The nice thing about Riesling is that a $10.99 bottle is pretty much top of the line for everyday drinking. There are expensive German imports that can run you $40 a bottle. I’d prefer to try a $15 Australian Riesling. They’re a touch less sweet and present a bit more alcohol, but the beauty of the grape shines through. Rosemount Estate is a safe bet.
The Riesling that kicked my urge back in was a humble Woodbridge, the second label of Robert Mondavi. The AVA on the bottle was California. The fact sheet told me the wine was a 77 percent Riesling, 23 percent Muscat blend from Monterey, Lodi and North Coast grapes. It went well with salad and with leftover manicotti. I liked the finish, even though it was sweeter than I’m used to because it had no tannins and no alcoholic after burn. Riesling pretty much put Champagne out of my mind and launched me on a run of white wine, which I drink far less than red. I’ll be tasting Riesling and Semillon, chenin blanc, pinot gris and sauvignon blanc more frequently in the next few weeks because they’re different, affordable and often delicious, which is a word I don’t use very often in context with wine.
Here’s the list:
• 2007 Woodbridge Riesling ($6.99) A bargain! Yummy! (See above.) This is my new house wine, it’s that good!

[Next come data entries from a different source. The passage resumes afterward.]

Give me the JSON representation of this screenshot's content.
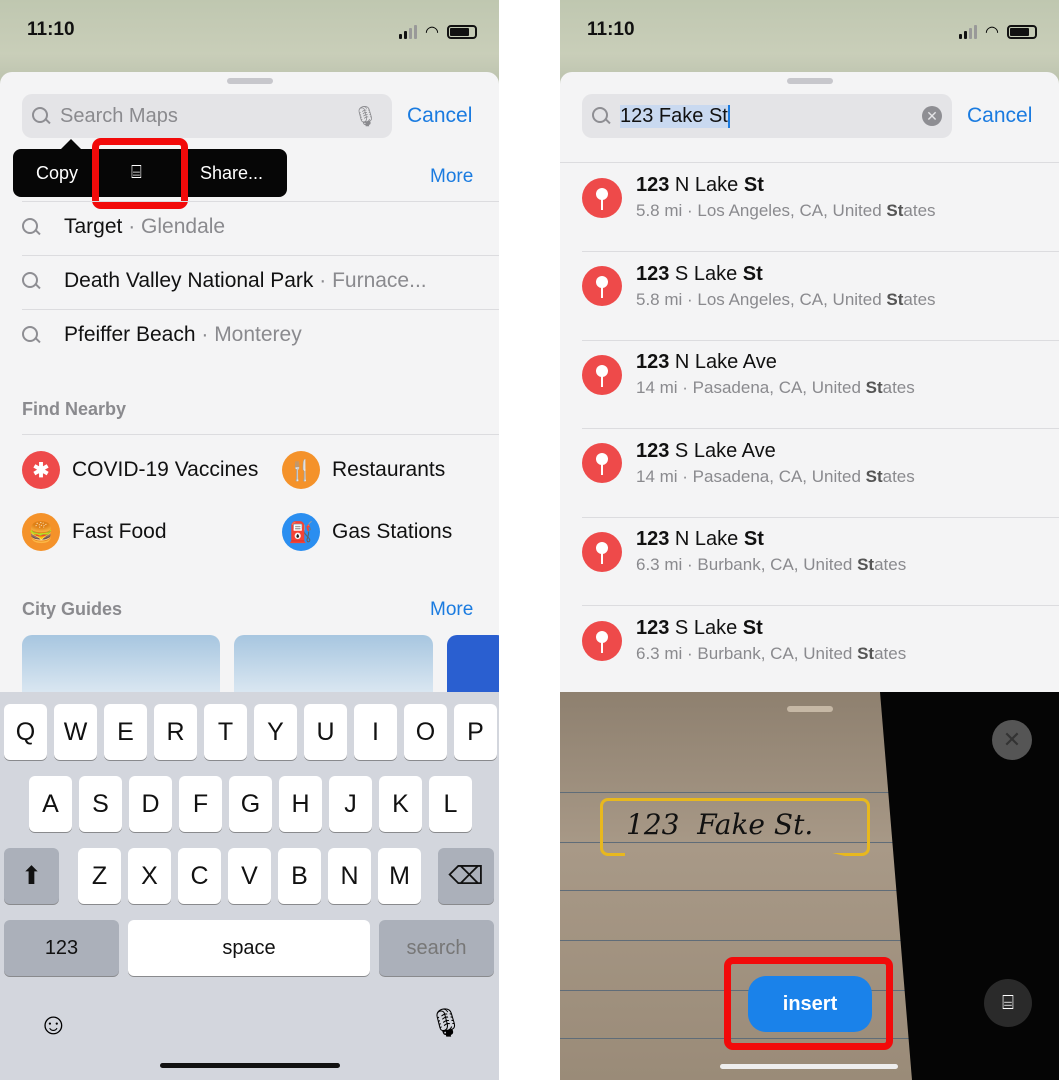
{
  "status": {
    "time": "11:10"
  },
  "left": {
    "search": {
      "placeholder": "Search Maps",
      "cancel": "Cancel"
    },
    "menu": {
      "copy": "Copy",
      "share": "Share..."
    },
    "recents_more": "More",
    "recents": [
      {
        "name": "Target",
        "sub": " · Glendale"
      },
      {
        "name": "Death Valley National Park",
        "sub": " · Furnace..."
      },
      {
        "name": "Pfeiffer Beach",
        "sub": " · Monterey"
      }
    ],
    "find_nearby": "Find Nearby",
    "nearby": [
      {
        "label": "COVID-19 Vaccines",
        "icon": "asterisk-icon",
        "glyph": "✱",
        "color": "#ee4a4a"
      },
      {
        "label": "Restaurants",
        "icon": "fork-knife-icon",
        "glyph": "🍴",
        "color": "#f4922a"
      },
      {
        "label": "Fast Food",
        "icon": "burger-icon",
        "glyph": "🍔",
        "color": "#f4922a"
      },
      {
        "label": "Gas Stations",
        "icon": "fuel-pump-icon",
        "glyph": "⛽",
        "color": "#2a8ef0"
      }
    ],
    "city_guides": "City Guides",
    "city_more": "More",
    "keyboard": {
      "row1": [
        "Q",
        "W",
        "E",
        "R",
        "T",
        "Y",
        "U",
        "I",
        "O",
        "P"
      ],
      "row2": [
        "A",
        "S",
        "D",
        "F",
        "G",
        "H",
        "J",
        "K",
        "L"
      ],
      "row3": [
        "Z",
        "X",
        "C",
        "V",
        "B",
        "N",
        "M"
      ],
      "numbers": "123",
      "space": "space",
      "search": "search"
    }
  },
  "right": {
    "search": {
      "value": "123 Fake St",
      "cancel": "Cancel"
    },
    "results": [
      {
        "num": "123",
        "mid": " N Lake ",
        "st": "St",
        "dist": "5.8 mi · Los Angeles, CA, United ",
        "stb": "St",
        "end": "ates"
      },
      {
        "num": "123",
        "mid": " S Lake ",
        "st": "St",
        "dist": "5.8 mi · Los Angeles, CA, United ",
        "stb": "St",
        "end": "ates"
      },
      {
        "num": "123",
        "mid": " N Lake Ave",
        "st": "",
        "dist": "14 mi · Pasadena, CA, United ",
        "stb": "St",
        "end": "ates"
      },
      {
        "num": "123",
        "mid": " S Lake Ave",
        "st": "",
        "dist": "14 mi · Pasadena, CA, United ",
        "stb": "St",
        "end": "ates"
      },
      {
        "num": "123",
        "mid": " N Lake ",
        "st": "St",
        "dist": "6.3 mi · Burbank, CA, United ",
        "stb": "St",
        "end": "ates"
      },
      {
        "num": "123",
        "mid": " S Lake ",
        "st": "St",
        "dist": "6.3 mi · Burbank, CA, United ",
        "stb": "St",
        "end": "ates"
      }
    ],
    "handwriting": "123  Fake St.",
    "insert": "insert"
  },
  "colors": {
    "accent": "#1a7be0",
    "highlight": "#f20a0a",
    "insert": "#1a82ea",
    "pin": "#ee4a4a"
  }
}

• 2005 Duckhorn Paraduxx Red Wine ($44.99) A 64% Zinfandel, 27% Cabernet Sauvignon, 7% Merlot, 2% Cabernet Franc blend from the Duckhorn Winery. I bought this because the clerk said it was “highly allocated” and it was hard to obtain. Wished it were a tad harder. Big tannins, no structure and a bit of boozy after burn. Perhaps in a few years it will settle down.
• 2005 Pascal Jolivet Sancerre ($23.49) Pascal Jolivet is one of the newer producers who are shaking up the Loire Valley. The region used to be big on tourism and mediocre on wine. Now the opposite is true. You can only visit so many Chateaus. This wine had a finish for miles. Crisp and dry with well-balanced acids that finish in lemon grass and willow flavors. Delicate bouquet with melon, apple and mushroom scents. Definitely a Buy More rating.
• 2005 Agua de Piedra Malbec ($9.99) From Mendoza, Argentina. It came in a giant oversized bottle that fooled me into thinking maybe I was getting 1,000 milliliters instead of 750. The wine was decent for the price, but not worth going out of your way for. I liked the nascent structure and the spicy richness of the Malbec. A refreshing change, but not something I’d run out and buy a case of.